James and I worked out questions to ask and he was pretty much open to anything I pitched, so a couple I had some fun with (viz question about risks with open source). I then pitched the agreed-upon list over to the BMC podcast person and they recorded an interview.
As with previous interviews, I went through the transcript of the podcast with James and extracted excerpts. I choose excerpts for insights or other qualities that I like.
And once again, folks, these headers and the excerpts are done by me and, if you don’t like them, it’s my fault I go for punchy titles and I try to go for quotable content.
Note that I also edit the transcripts mildly to improve them in ways that I don’t think effect content. We all have verbal tics and habits that don’t usually transcribe well, you know?
James Turnbull: So I think there are a few examples of this but the classic scenario that I usually cite to people when they ask about the brokenness, is application deployment. A classic application deployment scenario is there’s a project within a business unit and they develop an application and that application is generally developed sort of in isolation and it has some business requirements and some functional requirements and a timeframe and a project plan.
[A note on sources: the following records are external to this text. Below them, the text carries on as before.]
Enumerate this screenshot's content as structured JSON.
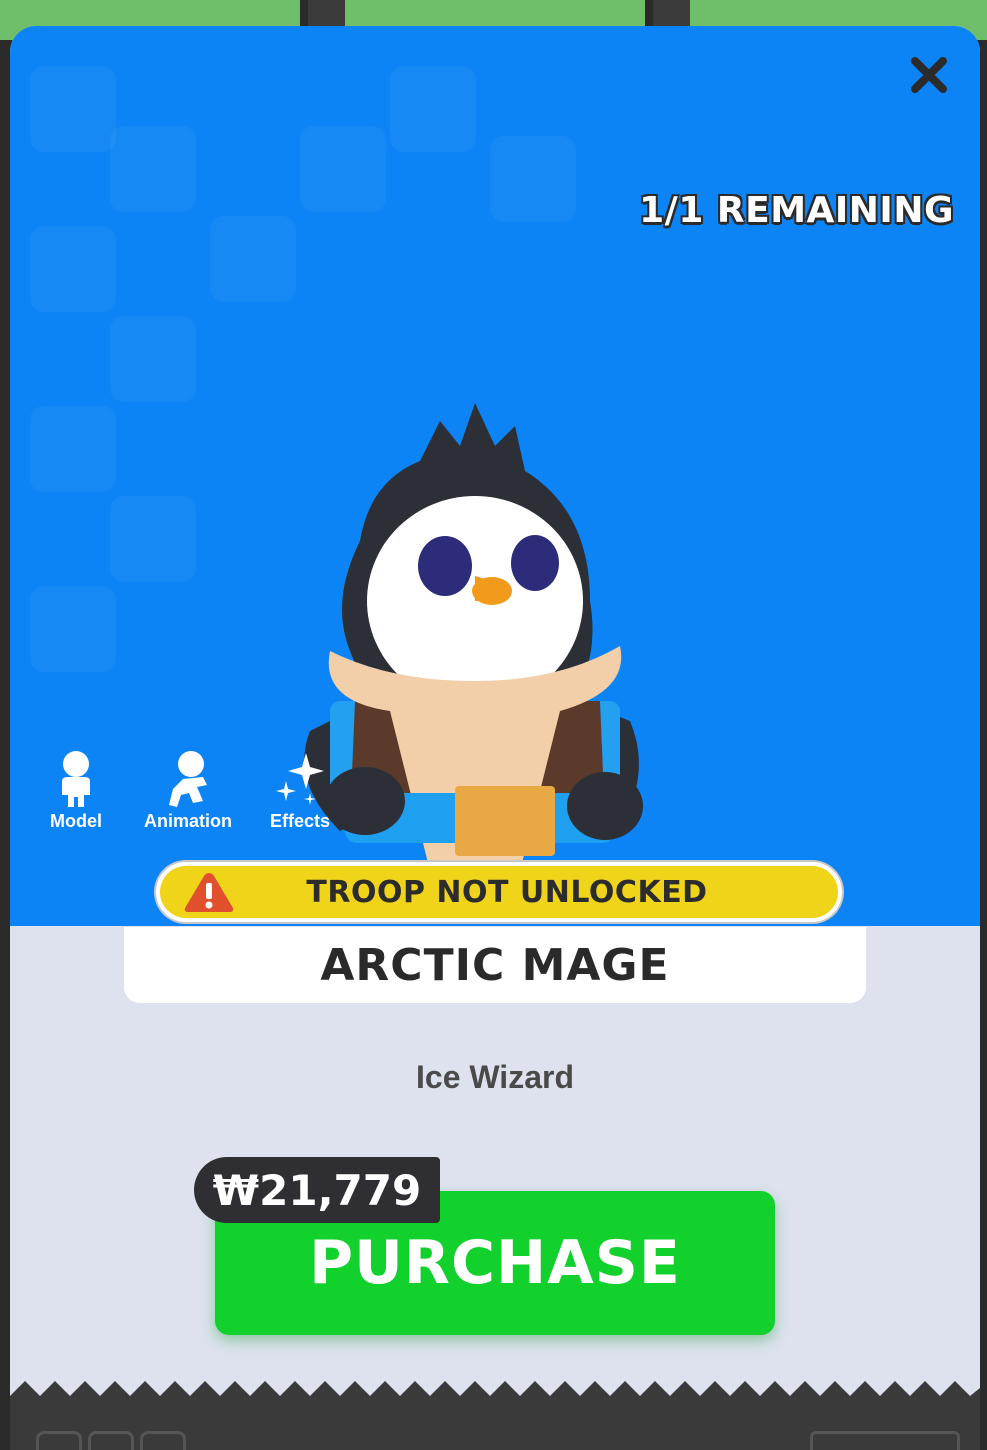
{
  "header": {
    "close_icon": "close-icon",
    "remaining_text": "1/1 REMAINING"
  },
  "view_tabs": [
    {
      "label": "Model",
      "icon": "person-icon"
    },
    {
      "label": "Animation",
      "icon": "running-person-icon"
    },
    {
      "label": "Effects",
      "icon": "sparkle-icon"
    }
  ],
  "character": {
    "depiction": "penguin-wizard-character"
  },
  "status_banner": {
    "text": "TROOP NOT UNLOCKED",
    "icon": "warning-icon"
  },
  "item": {
    "name": "ARCTIC MAGE",
    "subtitle": "Ice Wizard"
  },
  "purchase": {
    "price": "₩21,779",
    "button_label": "PURCHASE"
  },
  "colors": {
    "hero_background": "#0d84f5",
    "banner_yellow": "#f0d41a",
    "purchase_green": "#12d12c",
    "panel_background": "#dde2ee"
  }
}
And it gets developed and then maybe it’s tested in a test environment, create a staging environment, the developers go home on a Friday night and the operations team take over. They’re trying to deploy the actual application into production. And it all goes wrong.
Because you don’t know if the application was even architected to consider what’s in production. It wasn’t tested in an environment that looks like production. It’s using a set of libraries that aren’t running in production and a number of different reasons. You know it doesn’t map to the network topography, you can’t back it up, it doesn’t meet the security requirements.
And the first thing those operations guys do is say, the application development team have created this disastrous product and it’s all gone wrong and it turns into this massive blame storm.
So, from my perspective, that’s not fun experience to work in. You know I’ve been in those environments. I’ve sat in those post mortems where you have to drag application development into those post mortems. And they’re usually reluctant to be there.
And it’s mostly about finding out who’s fault it is.
And no one wants to work like that.
I think we have to learn how to, how to change that methodology. Because first and foremost, from my perspective, it makes people happier if you work in a happy environment and it’s collaboration and it’s about delivering services to the business. You know that’s an environment I actually want to work in, rather than one where you know I’m up at 3 o’clock in the morning, full of coffee and aggravation.
My second excerpt from James’ interview is coming up. It’s on Tribal Mismatches and Change.